Ask any venture capital partner what they look for when considering an investment and they will tell you “team” every single time. If I’ve heard it once, I’ve heard it a million times:

The weird thing about this answer is that ignores the fact that 90% of founders are fired within three years of raising venture capital.

The good news is that there is a solution — founder shares. Smart founders from companies like Google, Uber, and Snap have three-class share structures whereby the founders retain control of the company through the use of shares that have 10x the voting power of the two other classes. My last two startups included these shares and they’re now standard for all Y Combinator deals.

So when you’re negotiating with your first institutional investor and he’s explaining how he’s investing your team and not your idea you can give him the chance to prove it. When I’m talking to investors I explain that they’re going to be investing in me and that if they’re uncomfortable with the the three-class share structure we ought to save each other a lot of time and stop talking immediately. So here is the thing, super voting shares allow the founding team to remain in control of the company, but they aren’t foolproof.

Take for instance a scenario where there are two founders (a CEO and a CTO) who each have 10% of their company. With their share’s 10X power they control the direction of the company. The reality is that professional investors are smart creatures who have been around the block once or twice. The smart investor could easily endear himself to the CTO and subtly begin grooming him for the CEO slot securing his support in a contested shareholder vote. Think Eduardo Saverin from Facebook. It even happened to me…

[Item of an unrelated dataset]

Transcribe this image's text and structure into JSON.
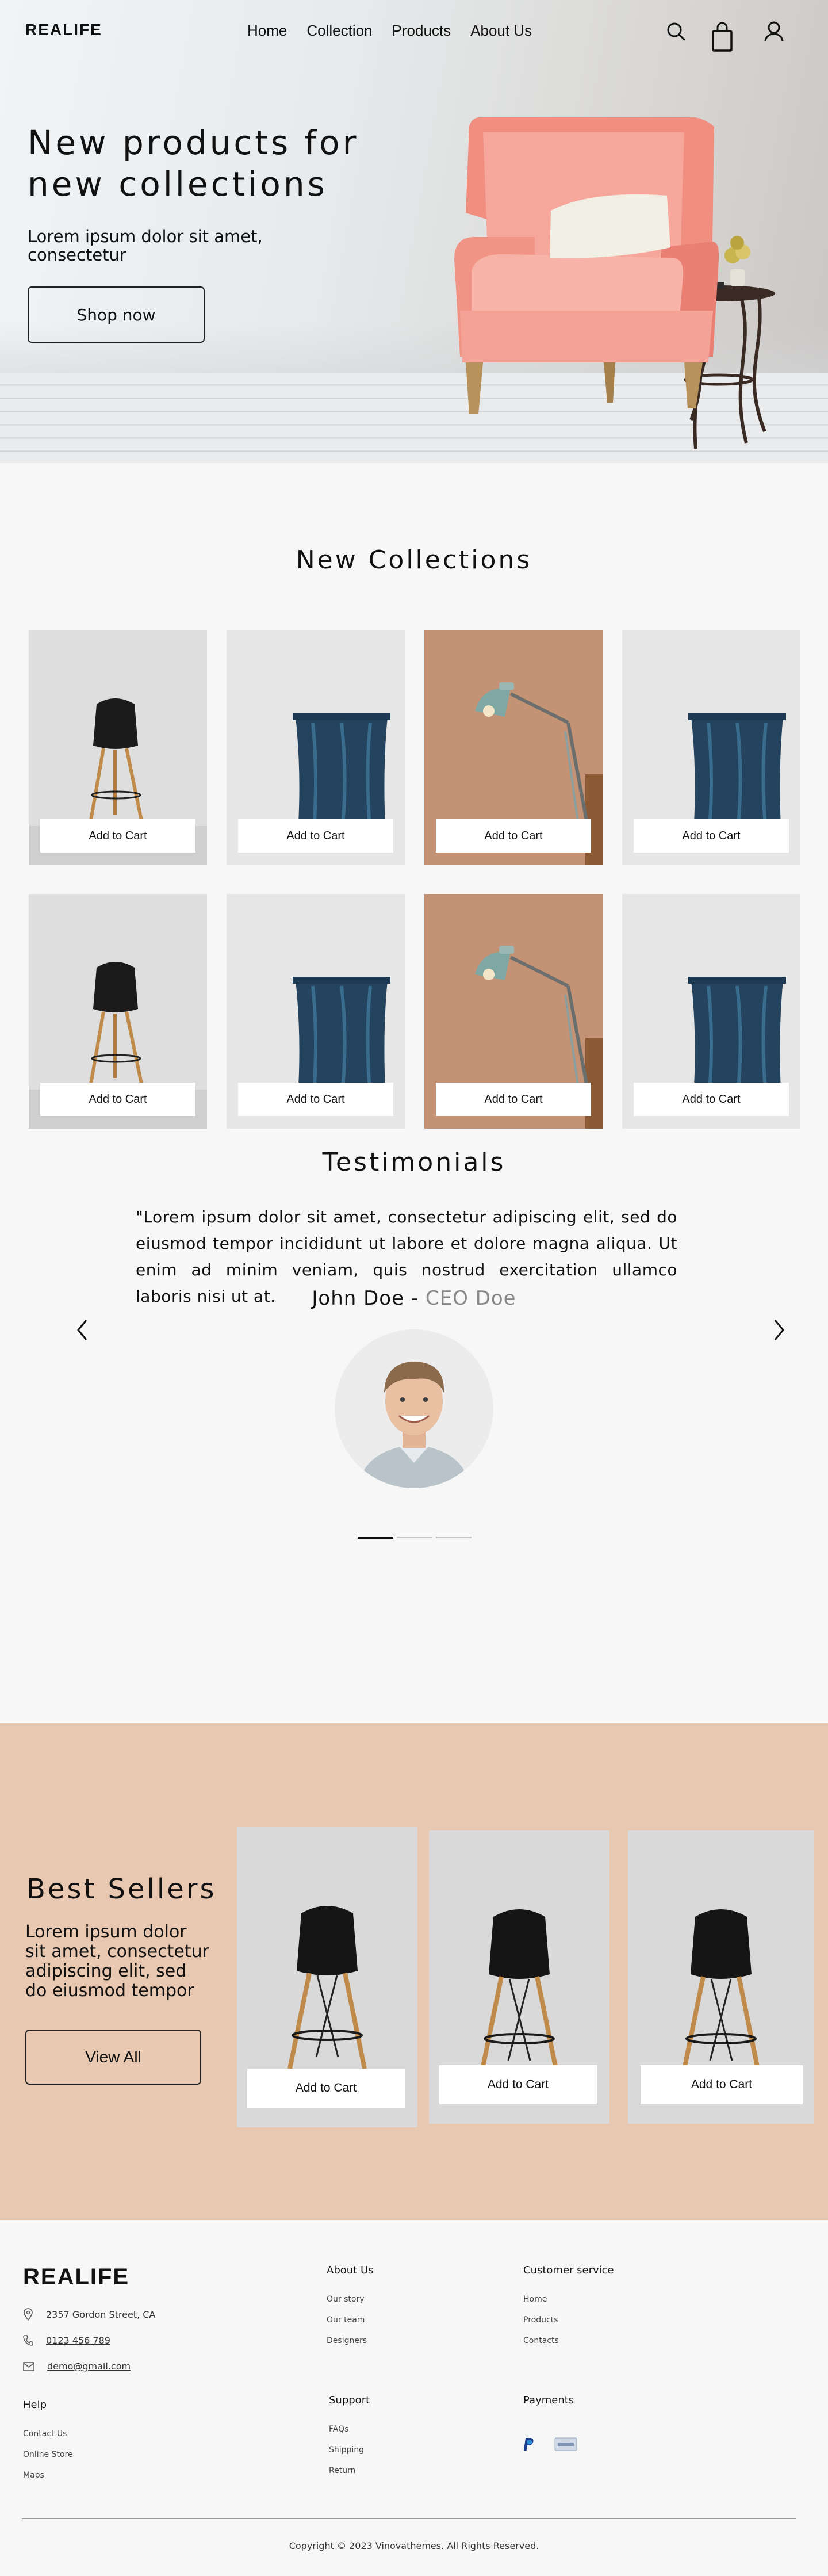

The solution is a voting agreement. Founders who have super voting rights should ALWAY enter into voting agreements with one another. These are side agreements and they’re both common and legal. The agreement basically says that you’ll ALWAYS vote your shares together. This will make it much more difficult for anyone to create circumstances whereby the founders could lose control. Ensuring that you’re equally yoked and your interests are 100% aligned is the best way to build a company. Anything less and you’re going to lose control. Don’t get me wrong, there are lots of founders who SHOULD lose control, but I’m sure you’re not one of them. ;)